Dr. Robert Cutler is a Senior Research Fellow at Carleton University and a Research Consultant. Dr. Cutler is an expert in energy and geopolitics. He sits on the Board of Directors of the Montreal Press Club.

Challenges Facing the South Caucasus

The South Caucasus, that region south of Russia and north of Iran and Turkey, between the Caspian Sea and the Black Sea, has suffered from American disengagement after U.S. influence in the 1990s led to its opening as a new "energy province" on the post-Soviet world map.   The fallout effects of this myopia extend beyond the Syria-Iraq nexus into the whole neighbourhood of the Greater Middle East. Whereas the anchor of the region for 40 years was an alliance between the U.S. and Egypt, today it is a Russian-Iranian entente that governs the unfolding of events.   In this complex and evolving situation, the autonomy of the strategically key South Caucasus oil and gas-producer Azerbaijan comes under increasing pressure. Deprived of the American support that it enjoyed for 20 years after the disintegration of the Soviet Union, it has been seeking to adapt to the demands of its neighbours while maintaining some margin of diplomatic manoeuvre.   Thus a few months ago there was held a trilateral meeting, in Baku, of the foreign ministers of Azerbaijan, Iran and Russia where co-operation in the energy and transportation sectors was the focus of discussion. The three countries established a permanent institutional framework for coordinating ministerial-level co-operation. —————— More from the PAH: What is The Federal Idea? by Mathieu Paul Dumont History’s Slow Dance of the Seven Veils by Neil Cameron Why universities should cherish the civil liberties by Mark Mercer —————— Iran hopes for the establishment of railroad links to its Bandar Abbas port all the way from St. Petersburg, depending in part on the project of a railway corridor with Azerbaijan (from Rasht to Astara). Just this month, Azerbaijan and Russia agreed on a technical study of prospects for implementation a rail cargo transit interchange on the Azerbaijan-Iran border. Electricity swaps are also foreseen, as Azerbaijan now overproduces electrical power and has export capacity for this.   Russia has in recent years significantly increased arms sales… Read More

Angela Merkel: Gravedigger of the EU?

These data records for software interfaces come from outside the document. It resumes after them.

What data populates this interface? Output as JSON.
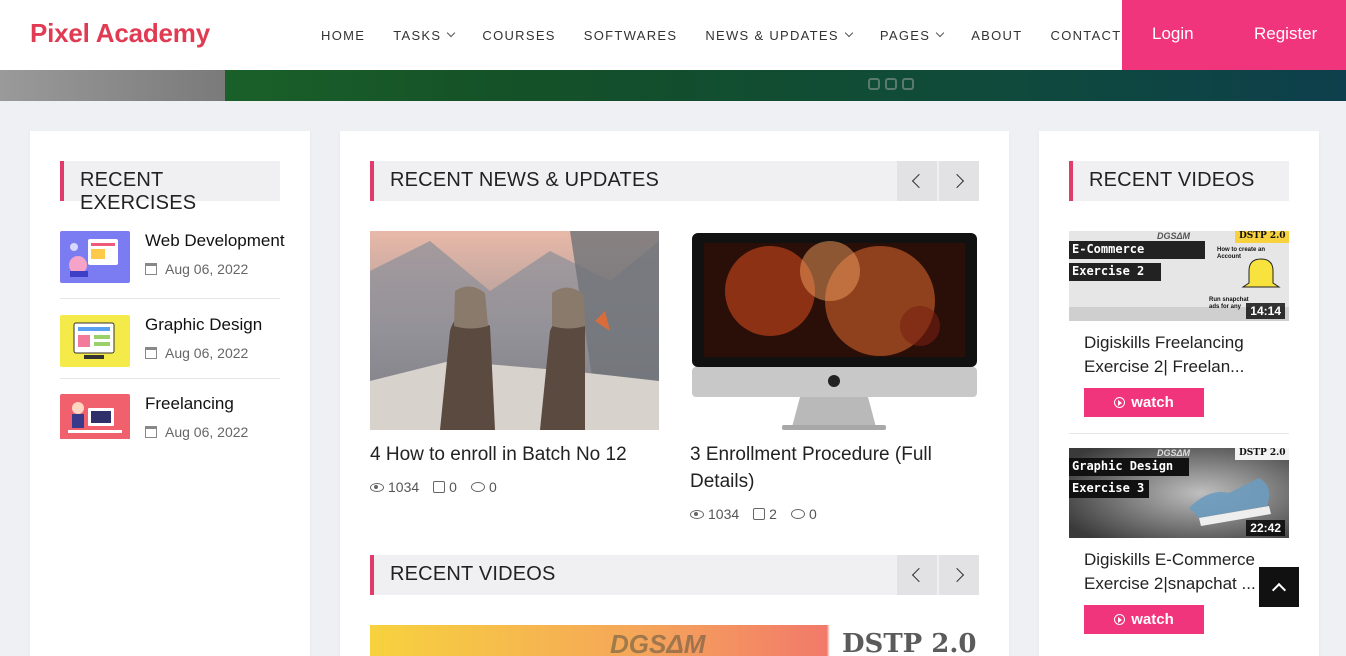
{
  "header": {
    "logo": "Pixel Academy",
    "nav": [
      {
        "label": "HOME",
        "dropdown": false
      },
      {
        "label": "TASKS",
        "dropdown": true
      },
      {
        "label": "COURSES",
        "dropdown": false
      },
      {
        "label": "SOFTWARES",
        "dropdown": false
      },
      {
        "label": "NEWS & UPDATES",
        "dropdown": true
      },
      {
        "label": "PAGES",
        "dropdown": true
      },
      {
        "label": "ABOUT",
        "dropdown": false
      },
      {
        "label": "CONTACT",
        "dropdown": false
      }
    ],
    "login": "Login",
    "register": "Register"
  },
  "left": {
    "heading": "RECENT EXERCISES",
    "items": [
      {
        "title": "Web Development",
        "date": "Aug 06, 2022"
      },
      {
        "title": "Graphic Design",
        "date": "Aug 06, 2022"
      },
      {
        "title": "Freelancing",
        "date": "Aug 06, 2022"
      }
    ]
  },
  "middle": {
    "news_heading": "RECENT NEWS & UPDATES",
    "news": [
      {
        "title": "4 How to enroll in Batch No 12",
        "views": "1034",
        "likes": "0",
        "comments": "0"
      },
      {
        "title": "3 Enrollment Procedure (Full Details)",
        "views": "1034",
        "likes": "2",
        "comments": "0"
      }
    ],
    "videos_heading": "RECENT VIDEOS",
    "video_banner": {
      "brand": "DGSΔM",
      "tag": "DSTP 2.0"
    }
  },
  "right": {
    "heading": "RECENT VIDEOS",
    "videos": [
      {
        "title": "Digiskills Freelancing Exercise 2| Freelan...",
        "duration": "14:14",
        "thumb_line1": "E-Commerce",
        "thumb_line2": "Exercise 2",
        "brand": "DGSΔM",
        "tag": "DSTP 2.0",
        "side_text": "How to create an Account",
        "side_text2": "Run snapchat ads for any"
      },
      {
        "title": "Digiskills E-Commerce Exercise 2|snapchat ...",
        "duration": "22:42",
        "thumb_line1": "Graphic Design",
        "thumb_line2": "Exercise 3",
        "brand": "DGSΔM",
        "tag": "DSTP 2.0"
      }
    ],
    "watch_label": "watch"
  },
  "colors": {
    "brand": "#e03b53",
    "accent": "#f0357d"
  }
}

Is it possible that Angela Merkel, the gifted German chancellor whose management of European affairs has been so praised over the last decade, will figure in the history books as the person whose decisions led to the EU’s downfall? It is not out of the question, as she will be the one to bear final responsibility for the migrant crisis. Napoleon was one of the greatest generals in history. He won 53 of 60 battles that he fought, drew four and lost only three. But the third of these was Waterloo and it is today the first thing, sometimes the only thing, that anyone learns about him. Merkel’s decision last summer to declare open borders to migrants may prove to be her Waterloo: a political downfall that will be the first event associated by posterity to her name, notwithstanding her years of good government management and many political victories. Why would this be so? Because it can well lead to the political and economic fragmentation of that crown jewel of German Europeanism and post-World War Two economic prosperity, the European Union itself. The migrant crisis increased the likelihood of a British vote for leaving the EU (“Brexit”), and now that the U.K. has decided to leave, the game is not over. Beyond the U.K., there are strong populist movements for referenda on EU membership in both Denmark and The Netherlands. The positive Brexit vote will undoubtedly give them further impetus. In France, a recent public opinion poll put pro-withdrawal sentiment higher than in the U.K., and this is already a plank in the electoral platform of the Front National, with the next presidential elections to be held less than a year from now. In Italy, the Northern League is discussing secession because of the budgetary disadvantages of EU membership, caused not least… Read More